—George Chapman

Plain as a demonstration in Euclid.
—George Colman, the Younger

Her dress was as plain as an umbrella cover.
—Joseph Conrad

Plain as plainness.
—John Davies

As plain to everybody as the sun.
—Charles Dickens

As plain as water’s water.
—George Eliot

Plain as a pikestaff.
—Samuel Foote

Plain as a dropped egg on a plate of hash.
—Sewell Ford

Plain as the way to market.
—Benjamin Franklin

Plain as the sunlight.
—James Anthony Froude

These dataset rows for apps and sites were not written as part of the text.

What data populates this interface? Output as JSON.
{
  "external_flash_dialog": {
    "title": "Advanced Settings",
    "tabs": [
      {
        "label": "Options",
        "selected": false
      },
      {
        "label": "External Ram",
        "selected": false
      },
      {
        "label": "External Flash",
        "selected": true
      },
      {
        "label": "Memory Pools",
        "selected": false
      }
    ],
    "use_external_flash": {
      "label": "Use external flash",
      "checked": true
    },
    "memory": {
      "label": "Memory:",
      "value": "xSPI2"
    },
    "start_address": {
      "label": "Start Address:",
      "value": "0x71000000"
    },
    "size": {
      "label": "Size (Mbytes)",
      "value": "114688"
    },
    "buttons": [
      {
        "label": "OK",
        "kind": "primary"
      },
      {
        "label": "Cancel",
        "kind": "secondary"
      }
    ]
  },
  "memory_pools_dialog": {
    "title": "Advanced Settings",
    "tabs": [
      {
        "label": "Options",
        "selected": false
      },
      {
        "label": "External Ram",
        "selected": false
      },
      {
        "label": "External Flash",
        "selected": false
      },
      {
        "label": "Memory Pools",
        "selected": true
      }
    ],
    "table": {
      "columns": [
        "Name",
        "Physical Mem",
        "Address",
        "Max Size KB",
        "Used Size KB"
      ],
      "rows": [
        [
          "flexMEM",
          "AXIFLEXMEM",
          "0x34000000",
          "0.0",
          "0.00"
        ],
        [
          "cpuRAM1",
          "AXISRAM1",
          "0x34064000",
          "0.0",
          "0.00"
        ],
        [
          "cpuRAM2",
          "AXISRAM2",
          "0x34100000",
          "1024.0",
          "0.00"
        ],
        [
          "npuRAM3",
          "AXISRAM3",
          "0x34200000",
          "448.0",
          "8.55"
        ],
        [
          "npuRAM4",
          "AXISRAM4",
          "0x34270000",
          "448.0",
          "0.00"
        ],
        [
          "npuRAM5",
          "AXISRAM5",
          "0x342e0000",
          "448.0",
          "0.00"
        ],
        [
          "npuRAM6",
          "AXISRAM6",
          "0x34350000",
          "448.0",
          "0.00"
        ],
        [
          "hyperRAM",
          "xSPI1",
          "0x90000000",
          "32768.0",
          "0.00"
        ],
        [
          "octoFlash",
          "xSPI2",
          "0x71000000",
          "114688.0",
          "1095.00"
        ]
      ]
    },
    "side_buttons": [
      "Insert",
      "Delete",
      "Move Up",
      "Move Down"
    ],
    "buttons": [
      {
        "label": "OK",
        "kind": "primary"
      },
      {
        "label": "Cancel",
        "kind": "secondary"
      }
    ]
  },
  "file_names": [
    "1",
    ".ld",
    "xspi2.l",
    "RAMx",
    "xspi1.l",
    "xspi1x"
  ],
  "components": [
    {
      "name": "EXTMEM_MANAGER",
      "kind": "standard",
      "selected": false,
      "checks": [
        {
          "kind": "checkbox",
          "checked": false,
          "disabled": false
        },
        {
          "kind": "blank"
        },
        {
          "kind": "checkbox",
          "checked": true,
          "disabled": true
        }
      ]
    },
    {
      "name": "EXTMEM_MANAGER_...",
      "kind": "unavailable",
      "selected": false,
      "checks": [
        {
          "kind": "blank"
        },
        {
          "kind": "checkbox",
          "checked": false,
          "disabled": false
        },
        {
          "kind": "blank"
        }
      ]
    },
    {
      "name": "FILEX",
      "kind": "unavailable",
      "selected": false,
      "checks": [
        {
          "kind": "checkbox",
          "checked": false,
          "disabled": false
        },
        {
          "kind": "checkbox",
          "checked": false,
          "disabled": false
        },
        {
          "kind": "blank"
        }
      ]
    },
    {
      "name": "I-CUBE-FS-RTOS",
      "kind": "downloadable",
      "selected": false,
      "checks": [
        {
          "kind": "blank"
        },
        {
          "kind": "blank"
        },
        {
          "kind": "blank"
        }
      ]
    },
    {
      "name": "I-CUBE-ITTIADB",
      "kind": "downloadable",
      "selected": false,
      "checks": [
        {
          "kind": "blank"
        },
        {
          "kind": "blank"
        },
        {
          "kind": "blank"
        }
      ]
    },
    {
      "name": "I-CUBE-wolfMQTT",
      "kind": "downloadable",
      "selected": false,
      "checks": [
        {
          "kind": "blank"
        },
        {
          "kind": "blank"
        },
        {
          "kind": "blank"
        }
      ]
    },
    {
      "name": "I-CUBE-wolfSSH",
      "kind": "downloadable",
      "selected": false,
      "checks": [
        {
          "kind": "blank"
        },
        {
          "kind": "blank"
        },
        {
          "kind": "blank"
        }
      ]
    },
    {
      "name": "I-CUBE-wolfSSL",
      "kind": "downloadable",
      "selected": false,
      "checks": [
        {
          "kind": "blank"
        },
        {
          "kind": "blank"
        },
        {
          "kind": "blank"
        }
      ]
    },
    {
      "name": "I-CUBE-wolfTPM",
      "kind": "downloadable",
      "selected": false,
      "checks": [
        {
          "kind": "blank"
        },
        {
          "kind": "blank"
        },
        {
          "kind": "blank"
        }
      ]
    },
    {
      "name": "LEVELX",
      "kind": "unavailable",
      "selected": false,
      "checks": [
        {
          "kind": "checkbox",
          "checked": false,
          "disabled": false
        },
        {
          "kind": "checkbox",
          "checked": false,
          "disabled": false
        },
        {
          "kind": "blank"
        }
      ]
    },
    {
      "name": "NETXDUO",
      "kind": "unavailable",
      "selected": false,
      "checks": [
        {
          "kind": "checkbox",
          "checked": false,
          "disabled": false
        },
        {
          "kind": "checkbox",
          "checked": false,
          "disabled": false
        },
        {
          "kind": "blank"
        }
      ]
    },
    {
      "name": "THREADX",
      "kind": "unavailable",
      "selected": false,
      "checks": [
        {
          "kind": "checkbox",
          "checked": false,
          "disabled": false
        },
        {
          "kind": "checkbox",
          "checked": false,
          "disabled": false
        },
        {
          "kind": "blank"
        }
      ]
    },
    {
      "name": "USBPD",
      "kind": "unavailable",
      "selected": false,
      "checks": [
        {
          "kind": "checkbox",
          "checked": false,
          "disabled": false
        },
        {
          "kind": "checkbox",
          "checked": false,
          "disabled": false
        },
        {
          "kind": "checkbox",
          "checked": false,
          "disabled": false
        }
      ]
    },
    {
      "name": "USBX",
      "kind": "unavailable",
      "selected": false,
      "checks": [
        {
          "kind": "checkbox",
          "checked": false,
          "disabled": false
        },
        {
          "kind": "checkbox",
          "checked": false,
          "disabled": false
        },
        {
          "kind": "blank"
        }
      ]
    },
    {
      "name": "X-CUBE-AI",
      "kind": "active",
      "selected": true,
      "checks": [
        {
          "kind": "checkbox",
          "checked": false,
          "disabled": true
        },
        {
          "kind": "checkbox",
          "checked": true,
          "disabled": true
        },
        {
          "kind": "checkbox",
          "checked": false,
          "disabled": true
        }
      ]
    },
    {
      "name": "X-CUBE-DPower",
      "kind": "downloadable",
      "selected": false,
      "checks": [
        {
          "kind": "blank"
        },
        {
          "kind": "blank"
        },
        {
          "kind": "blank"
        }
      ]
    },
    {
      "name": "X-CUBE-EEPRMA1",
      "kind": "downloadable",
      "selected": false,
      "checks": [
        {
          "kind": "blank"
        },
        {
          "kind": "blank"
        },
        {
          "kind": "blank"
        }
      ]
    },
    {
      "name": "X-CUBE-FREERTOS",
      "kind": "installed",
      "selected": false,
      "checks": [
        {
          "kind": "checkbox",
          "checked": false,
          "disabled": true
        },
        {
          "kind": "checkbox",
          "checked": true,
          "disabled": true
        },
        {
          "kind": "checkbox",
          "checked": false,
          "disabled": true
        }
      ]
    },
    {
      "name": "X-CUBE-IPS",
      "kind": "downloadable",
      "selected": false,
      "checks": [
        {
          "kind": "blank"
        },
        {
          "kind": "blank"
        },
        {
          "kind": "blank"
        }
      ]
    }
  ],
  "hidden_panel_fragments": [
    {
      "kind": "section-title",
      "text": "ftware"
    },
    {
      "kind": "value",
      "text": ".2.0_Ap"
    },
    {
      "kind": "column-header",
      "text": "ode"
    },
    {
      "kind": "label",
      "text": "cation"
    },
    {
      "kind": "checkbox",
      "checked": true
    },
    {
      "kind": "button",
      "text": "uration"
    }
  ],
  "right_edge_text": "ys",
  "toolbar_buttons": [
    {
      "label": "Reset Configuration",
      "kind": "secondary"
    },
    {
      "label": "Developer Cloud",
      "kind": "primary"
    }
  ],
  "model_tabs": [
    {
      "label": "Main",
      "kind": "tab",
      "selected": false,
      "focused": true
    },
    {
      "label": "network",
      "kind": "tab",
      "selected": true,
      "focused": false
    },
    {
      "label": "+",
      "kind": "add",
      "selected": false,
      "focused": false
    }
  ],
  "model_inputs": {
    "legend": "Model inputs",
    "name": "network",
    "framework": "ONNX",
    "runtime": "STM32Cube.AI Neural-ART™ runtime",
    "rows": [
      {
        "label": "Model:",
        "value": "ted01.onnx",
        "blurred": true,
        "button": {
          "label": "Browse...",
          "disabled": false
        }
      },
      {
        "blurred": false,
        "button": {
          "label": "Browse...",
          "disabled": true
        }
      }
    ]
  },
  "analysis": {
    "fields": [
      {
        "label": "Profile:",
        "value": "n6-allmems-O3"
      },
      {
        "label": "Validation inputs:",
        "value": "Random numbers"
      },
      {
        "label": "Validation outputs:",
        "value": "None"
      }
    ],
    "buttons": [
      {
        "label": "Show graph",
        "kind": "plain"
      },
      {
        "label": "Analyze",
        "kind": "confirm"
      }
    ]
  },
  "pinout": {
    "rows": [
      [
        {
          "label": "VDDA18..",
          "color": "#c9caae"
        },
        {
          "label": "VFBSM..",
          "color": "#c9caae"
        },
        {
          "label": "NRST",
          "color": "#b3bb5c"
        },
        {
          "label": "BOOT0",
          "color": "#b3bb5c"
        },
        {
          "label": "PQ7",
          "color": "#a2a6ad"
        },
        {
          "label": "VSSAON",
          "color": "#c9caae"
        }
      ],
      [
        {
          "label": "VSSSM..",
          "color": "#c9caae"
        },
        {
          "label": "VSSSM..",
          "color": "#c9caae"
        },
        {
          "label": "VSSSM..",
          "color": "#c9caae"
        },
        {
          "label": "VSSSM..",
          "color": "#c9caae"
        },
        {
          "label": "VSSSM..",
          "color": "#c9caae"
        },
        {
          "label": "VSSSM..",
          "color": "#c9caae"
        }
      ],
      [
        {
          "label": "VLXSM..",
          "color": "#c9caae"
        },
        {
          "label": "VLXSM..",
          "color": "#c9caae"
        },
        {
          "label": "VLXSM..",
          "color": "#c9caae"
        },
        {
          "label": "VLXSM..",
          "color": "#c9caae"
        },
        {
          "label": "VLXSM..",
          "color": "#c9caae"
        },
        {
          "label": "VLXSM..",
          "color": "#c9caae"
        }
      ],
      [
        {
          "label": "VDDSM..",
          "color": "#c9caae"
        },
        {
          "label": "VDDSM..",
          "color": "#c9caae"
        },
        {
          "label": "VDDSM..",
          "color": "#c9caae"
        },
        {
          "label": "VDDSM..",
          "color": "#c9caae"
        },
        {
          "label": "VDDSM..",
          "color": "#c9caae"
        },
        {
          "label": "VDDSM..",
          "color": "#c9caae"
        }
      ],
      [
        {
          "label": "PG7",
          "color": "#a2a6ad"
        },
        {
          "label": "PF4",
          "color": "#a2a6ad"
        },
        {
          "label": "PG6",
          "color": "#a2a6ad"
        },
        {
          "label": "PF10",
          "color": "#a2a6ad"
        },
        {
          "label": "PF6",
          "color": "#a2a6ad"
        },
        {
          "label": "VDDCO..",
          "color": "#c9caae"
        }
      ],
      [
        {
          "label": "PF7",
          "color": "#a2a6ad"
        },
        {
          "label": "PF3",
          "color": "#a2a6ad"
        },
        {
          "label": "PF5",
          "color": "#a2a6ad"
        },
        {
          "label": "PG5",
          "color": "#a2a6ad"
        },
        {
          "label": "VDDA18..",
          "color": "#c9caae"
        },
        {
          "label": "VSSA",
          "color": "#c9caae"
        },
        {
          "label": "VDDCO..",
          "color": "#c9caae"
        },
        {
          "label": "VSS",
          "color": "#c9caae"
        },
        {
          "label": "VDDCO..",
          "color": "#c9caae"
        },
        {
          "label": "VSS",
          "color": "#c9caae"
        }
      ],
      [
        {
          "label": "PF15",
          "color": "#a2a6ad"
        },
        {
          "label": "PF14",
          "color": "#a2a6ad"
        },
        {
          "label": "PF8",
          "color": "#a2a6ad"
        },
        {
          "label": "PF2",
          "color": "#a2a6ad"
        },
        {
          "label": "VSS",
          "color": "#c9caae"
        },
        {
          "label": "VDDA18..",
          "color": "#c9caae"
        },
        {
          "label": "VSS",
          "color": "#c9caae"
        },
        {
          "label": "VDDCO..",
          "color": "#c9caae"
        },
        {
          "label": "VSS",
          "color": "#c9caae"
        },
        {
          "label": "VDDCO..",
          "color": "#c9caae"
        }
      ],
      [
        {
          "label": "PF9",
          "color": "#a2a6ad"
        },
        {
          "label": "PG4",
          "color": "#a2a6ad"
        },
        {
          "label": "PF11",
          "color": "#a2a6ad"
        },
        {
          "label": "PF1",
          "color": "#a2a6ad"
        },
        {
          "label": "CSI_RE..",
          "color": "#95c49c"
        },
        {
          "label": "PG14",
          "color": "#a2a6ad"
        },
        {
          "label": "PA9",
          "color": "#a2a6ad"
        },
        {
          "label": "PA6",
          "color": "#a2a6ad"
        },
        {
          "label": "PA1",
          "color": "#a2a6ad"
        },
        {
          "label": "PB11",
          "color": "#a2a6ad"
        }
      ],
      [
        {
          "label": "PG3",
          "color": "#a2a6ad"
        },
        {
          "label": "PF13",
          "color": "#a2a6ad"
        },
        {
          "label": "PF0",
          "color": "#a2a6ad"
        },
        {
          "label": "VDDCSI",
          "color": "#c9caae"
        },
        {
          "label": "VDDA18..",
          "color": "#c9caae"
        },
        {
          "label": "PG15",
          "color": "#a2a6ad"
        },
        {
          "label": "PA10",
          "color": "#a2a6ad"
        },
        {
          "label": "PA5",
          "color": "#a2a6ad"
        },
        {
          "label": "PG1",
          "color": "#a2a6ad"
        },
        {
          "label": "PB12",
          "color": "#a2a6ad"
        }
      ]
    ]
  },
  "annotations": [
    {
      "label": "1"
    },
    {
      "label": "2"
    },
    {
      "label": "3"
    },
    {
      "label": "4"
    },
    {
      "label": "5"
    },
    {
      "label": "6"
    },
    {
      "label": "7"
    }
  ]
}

As plain as the moral law.
—Bret Harte

Plain as the man with lantern.
—Thomas Hood

Plain as whisper in the ear.
—Thomas Hood

Plain as the record on the prophet’s scroll.
—Oliver Wendell Holmes

As plain as a hole in a grindstone.
—Oliver Wendell Holmes

As plain as the round shield of the sun blazing on high.
—James Huneker

Plain as print.
—Samuel Lover

Plaine … as the high way.
—John Lyly

Plain as the sun in heaven.
—Thomas Babington Macaulay

Plain … as a rudimentary sum in arithmetic.
—George Meredith

Plain as the light in the sun or as the man in the moon.
—Thomas Otway

Plain as a nose in a man’s face.
—François Rabelais

Plain as the plain bald pate of Father Time himself.
—William Shakespeare

Plain as way to parish church.
—William Shakespeare

Plain and smooth like a Quaker’s meeting.
—James Smith

Plain as the sun at noonday.
—Laurence Sterne

Plain as the glistening planets shine when winds have cleared the skies.
—Robert Louis Stevenson

Plain as a weed.
—Bayard Taylor